• _MATERIAL SHOWN_:

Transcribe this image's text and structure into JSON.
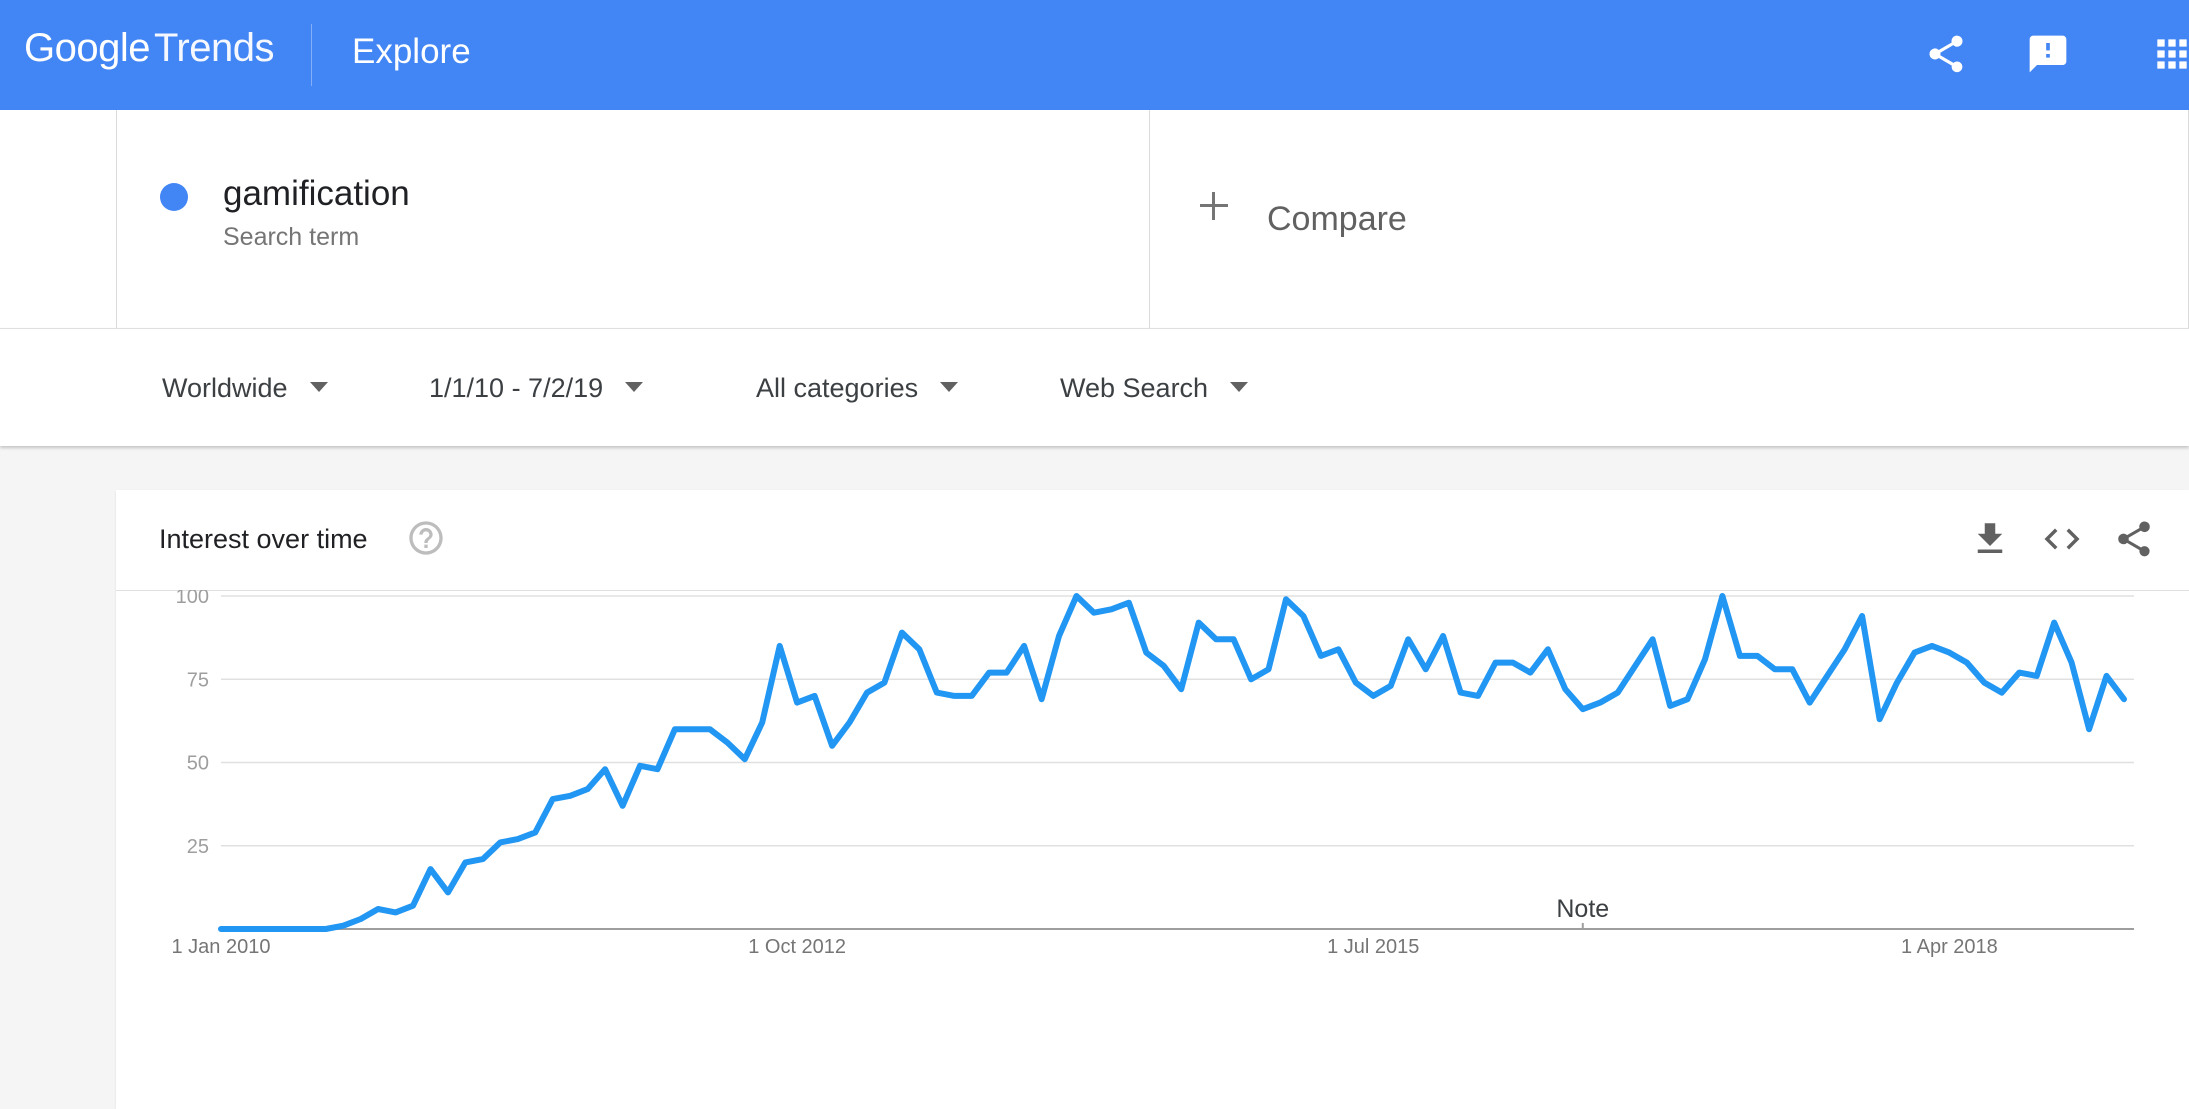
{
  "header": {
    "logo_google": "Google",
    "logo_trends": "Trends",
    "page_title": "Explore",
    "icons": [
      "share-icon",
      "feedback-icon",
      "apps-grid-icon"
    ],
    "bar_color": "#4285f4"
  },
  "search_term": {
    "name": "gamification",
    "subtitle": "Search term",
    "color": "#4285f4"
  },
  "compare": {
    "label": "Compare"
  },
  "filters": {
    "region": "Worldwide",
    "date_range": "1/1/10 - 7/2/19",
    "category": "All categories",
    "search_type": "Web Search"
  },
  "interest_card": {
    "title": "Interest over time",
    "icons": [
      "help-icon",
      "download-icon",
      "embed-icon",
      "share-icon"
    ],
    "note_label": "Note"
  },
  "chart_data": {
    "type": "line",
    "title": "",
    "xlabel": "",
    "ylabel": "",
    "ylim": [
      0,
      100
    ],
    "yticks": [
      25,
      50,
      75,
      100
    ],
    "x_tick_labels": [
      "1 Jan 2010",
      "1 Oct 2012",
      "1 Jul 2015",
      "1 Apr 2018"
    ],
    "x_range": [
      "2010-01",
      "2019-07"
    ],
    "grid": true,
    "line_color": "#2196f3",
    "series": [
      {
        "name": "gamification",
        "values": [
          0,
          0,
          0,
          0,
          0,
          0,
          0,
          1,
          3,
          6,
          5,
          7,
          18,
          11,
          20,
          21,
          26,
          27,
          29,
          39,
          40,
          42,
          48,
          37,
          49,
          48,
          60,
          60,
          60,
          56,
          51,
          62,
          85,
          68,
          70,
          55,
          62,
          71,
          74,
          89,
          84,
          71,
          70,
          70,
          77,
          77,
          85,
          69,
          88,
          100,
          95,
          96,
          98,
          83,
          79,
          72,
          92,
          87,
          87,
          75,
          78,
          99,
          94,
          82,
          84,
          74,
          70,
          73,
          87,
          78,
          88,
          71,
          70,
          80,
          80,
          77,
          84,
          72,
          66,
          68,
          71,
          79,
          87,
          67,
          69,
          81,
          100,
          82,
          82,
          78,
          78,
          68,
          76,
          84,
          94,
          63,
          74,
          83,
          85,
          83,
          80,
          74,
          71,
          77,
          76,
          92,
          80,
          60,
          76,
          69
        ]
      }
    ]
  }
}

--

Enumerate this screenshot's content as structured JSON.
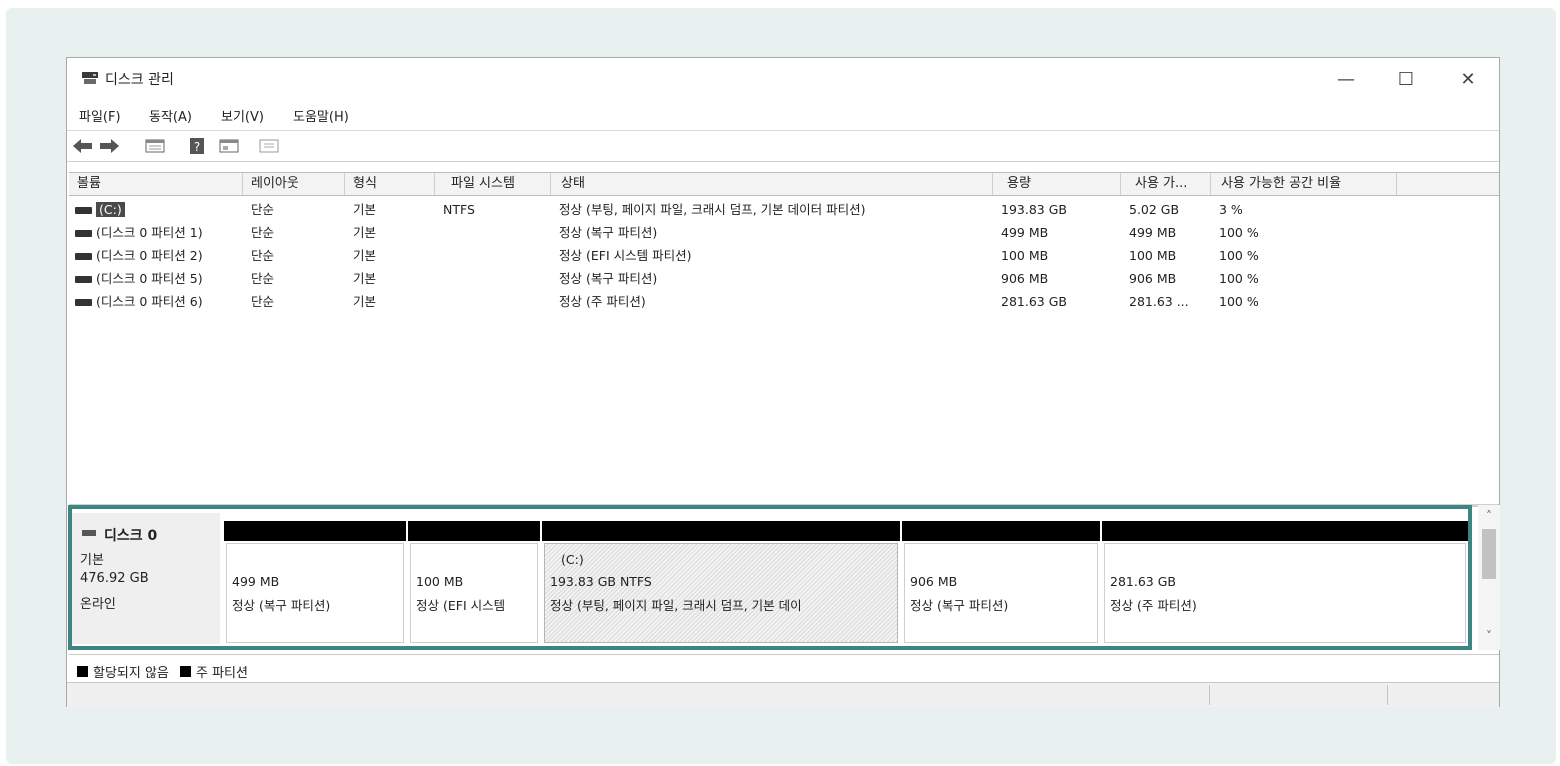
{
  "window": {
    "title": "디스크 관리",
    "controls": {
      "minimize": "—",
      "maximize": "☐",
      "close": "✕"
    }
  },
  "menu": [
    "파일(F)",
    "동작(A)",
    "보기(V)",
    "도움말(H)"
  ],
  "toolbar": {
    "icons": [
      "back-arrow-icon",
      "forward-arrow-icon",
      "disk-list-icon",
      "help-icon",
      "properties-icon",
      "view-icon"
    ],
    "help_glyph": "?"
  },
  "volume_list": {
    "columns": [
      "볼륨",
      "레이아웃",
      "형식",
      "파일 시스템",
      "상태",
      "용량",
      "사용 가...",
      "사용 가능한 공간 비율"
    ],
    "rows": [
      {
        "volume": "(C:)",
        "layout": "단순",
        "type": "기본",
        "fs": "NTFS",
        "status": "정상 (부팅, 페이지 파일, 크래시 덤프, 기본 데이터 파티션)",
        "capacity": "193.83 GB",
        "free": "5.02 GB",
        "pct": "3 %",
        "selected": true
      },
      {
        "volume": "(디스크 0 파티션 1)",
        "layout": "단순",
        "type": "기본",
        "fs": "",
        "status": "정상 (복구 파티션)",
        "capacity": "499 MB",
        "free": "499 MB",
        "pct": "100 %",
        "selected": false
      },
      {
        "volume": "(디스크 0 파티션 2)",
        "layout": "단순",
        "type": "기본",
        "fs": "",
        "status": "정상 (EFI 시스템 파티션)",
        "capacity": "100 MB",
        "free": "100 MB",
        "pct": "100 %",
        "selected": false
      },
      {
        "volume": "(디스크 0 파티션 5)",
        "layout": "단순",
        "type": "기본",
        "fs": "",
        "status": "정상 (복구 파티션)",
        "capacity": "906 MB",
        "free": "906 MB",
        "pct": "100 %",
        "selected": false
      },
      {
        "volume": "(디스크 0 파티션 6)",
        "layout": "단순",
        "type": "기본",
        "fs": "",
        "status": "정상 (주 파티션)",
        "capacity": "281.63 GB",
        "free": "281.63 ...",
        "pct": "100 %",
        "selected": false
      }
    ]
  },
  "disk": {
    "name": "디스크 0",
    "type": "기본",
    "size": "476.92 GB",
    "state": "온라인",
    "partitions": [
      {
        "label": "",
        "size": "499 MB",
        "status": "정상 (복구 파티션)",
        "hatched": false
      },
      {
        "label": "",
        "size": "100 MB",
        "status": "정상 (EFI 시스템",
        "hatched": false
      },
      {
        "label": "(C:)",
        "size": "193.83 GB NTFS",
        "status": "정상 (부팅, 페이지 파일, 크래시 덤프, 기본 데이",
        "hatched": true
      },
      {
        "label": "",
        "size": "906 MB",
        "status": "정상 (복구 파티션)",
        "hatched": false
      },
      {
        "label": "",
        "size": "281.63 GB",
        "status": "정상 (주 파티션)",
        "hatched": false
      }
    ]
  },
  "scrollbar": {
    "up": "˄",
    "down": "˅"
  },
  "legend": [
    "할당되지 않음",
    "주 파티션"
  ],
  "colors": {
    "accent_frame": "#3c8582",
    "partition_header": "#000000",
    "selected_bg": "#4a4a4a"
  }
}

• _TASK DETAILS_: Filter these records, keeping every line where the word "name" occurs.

• _RESULT OF THIS EXERCISE_:
    "name": "gamification",
        "name": "gamification",
    "name": "디스크 0",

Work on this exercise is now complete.